The Preston Innovations England Feeder team put their money where their mouths were with a day two comeback to claim bronze in Belgium, clawing back two places from their overnight position with second overall behind champions the Netherlands and leaving the team and manager Tommy Pickering pleased with their weekend’s work – and lamenting what could have been.
By now Darren Cox’s day one misfortune with a bream landed after the hooter has been well-documented and all were hoping it wouldn’t have had that big an impact overall but to rub salt in the wound England fished nine points behind the Dutch and three in arrears of silver medallists Hungary, that ineligible bream affectively costing the team either colour gong.
But putting their misfortune aside, there was a match to be fished and work to be done and England went about it in a most efficient manner, scoring a section third from Steve Ringer, a fifth from Mick Vials and sevenths from Tommy, Dean Barlow and Phil Ringer – close, but not quite close enough.
“It was so very tight,” said Tommy. “At one point we hadn’t won a medal, then we had, then I didn’t think we had and it went on and on and we couldn’t quite work out the final picture so to win a medal is an almighty relief. I felt so sick at the thought of coming away empty-handed but we fished well today but just had a little too much to make up, as I thought we would last night.”
England’s two-pronged approach centred around catching bream early and late on worm or bunches of bloodworm fished halfway across the rowing course and a shorter line at 16m for roach with smaller baits for those swims where bream were few and far between. It worked well and after 90 minutes all but one England man had bream in the net but the final hour proved hard, Tommy having to fish for roach all-day as his peg held no bream at all.
“The venue changed so much over the weekend as in practice the second and third hours were key but when it came to weekend we quickly noticed that hours one and five gave you the best chance of bream,” he continued. “That meant getting your feed in quickly and concentrating on the bream line first and last knockings.
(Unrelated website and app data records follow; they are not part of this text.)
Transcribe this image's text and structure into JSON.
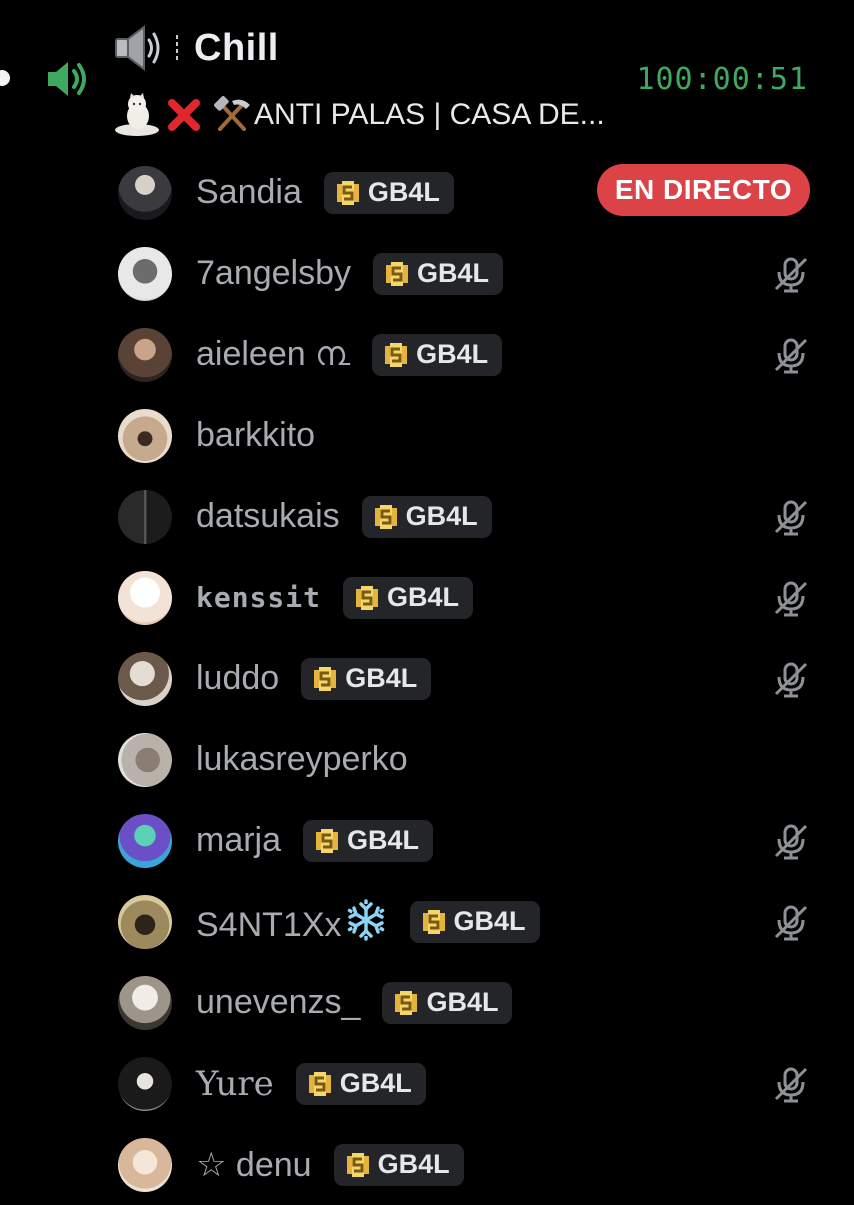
{
  "channel": {
    "name": "Chill",
    "status_text": "ANTI PALAS | CASA DE...",
    "elapsed": "100:00:51",
    "speaker_color": "#3fa95f"
  },
  "colors": {
    "background": "#000000",
    "live_badge": "#dc4347",
    "tag_background": "#242528",
    "timer": "#3fa95f"
  },
  "live_label": "EN DIRECTO",
  "members": [
    {
      "name": "Sandia",
      "tag": "GB4L",
      "live": true,
      "muted": false
    },
    {
      "name": "7angelsby",
      "tag": "GB4L",
      "live": false,
      "muted": true
    },
    {
      "name": "aieleen ൩",
      "tag": "GB4L",
      "live": false,
      "muted": true
    },
    {
      "name": "barkkito",
      "tag": "",
      "live": false,
      "muted": false
    },
    {
      "name": "datsukais",
      "tag": "GB4L",
      "live": false,
      "muted": true
    },
    {
      "name": "kenssit",
      "tag": "GB4L",
      "live": false,
      "muted": true
    },
    {
      "name": "luddo",
      "tag": "GB4L",
      "live": false,
      "muted": true
    },
    {
      "name": "lukasreyperko",
      "tag": "",
      "live": false,
      "muted": false
    },
    {
      "name": "marja",
      "tag": "GB4L",
      "live": false,
      "muted": true
    },
    {
      "name": "S4NT1Xx",
      "tag": "GB4L",
      "live": false,
      "muted": true
    },
    {
      "name": "unevenzs_",
      "tag": "GB4L",
      "live": false,
      "muted": false
    },
    {
      "name": "Yure",
      "tag": "GB4L",
      "live": false,
      "muted": true
    },
    {
      "name": "☆ denu",
      "tag": "GB4L",
      "live": false,
      "muted": false
    }
  ],
  "icons": {
    "channel": "speaker-icon",
    "voice_active": "volume-icon",
    "tag": "coin-icon",
    "muted": "mic-muted-icon",
    "status": [
      "cat-sticker-icon",
      "red-x-icon",
      "pick-hammer-icon"
    ]
  }
}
In between out roach swim came into play to keep a few fish going into the net as on many pegs six or seven bream over the five hours was as good as it got.”
Bream or roach? That was the choice for every team lining up on the rowing course and while the smaller fish would give you bites an hour’s hard work could easily be wiped out by one bite and a 3lb bream. However, with the venue fishing so indifferently, some pegs held no bream and some only a handful and nerve and a little luck came into it big time.
For the bream England settled on an attack down the middle of the lake using a fishmeal groundbait holding plenty of joker and a little bloodworm and chopped worm, four feederfuls going in at the start but no more, the team relying on each cast to keep the swim topped up. Hookbaits varied with small pieces of worm or a bunch of bloodworm.
When it came to roach, a low feed approach worked best using a groundbait mix of Sensas Lake and damp leam with a little joker and chopped worm with a small piece of worm head being England’s secret weapon on the hook as it got them bites when all else failed. This line went in at 16m, a little past where the pole line in normal any method matches would be, the team working on the principle that the fish were used to feeding here.
Rigs were simple running groundbait feeder set ups with relatively short 50cm tails as when a bite came from a bream or roach it was normally pretty quick after casting in, which suggested the fish were coming to the feeder rather than backing off.
England’s day two scores:
A section – Phil Ringer 3-270 – 7 points
B section – Steve Ringer 4-560 – 3 points
C section – Tommy Pickering 2-820 – 7 points
D section – Mick Vials 6-250 – 5 points
E section – Dean Barlow 5-220 – 7 points
The final result:
1 Netherlands, 53pts
2 Hungary, 58
3 Preston Innovations England, 61
4 Ukraine, 67
5 Italy, 80
6 Austria, 84
7 Belgium, 87
8 Russia, 89
9 Moldova, 102
10 Germany, 111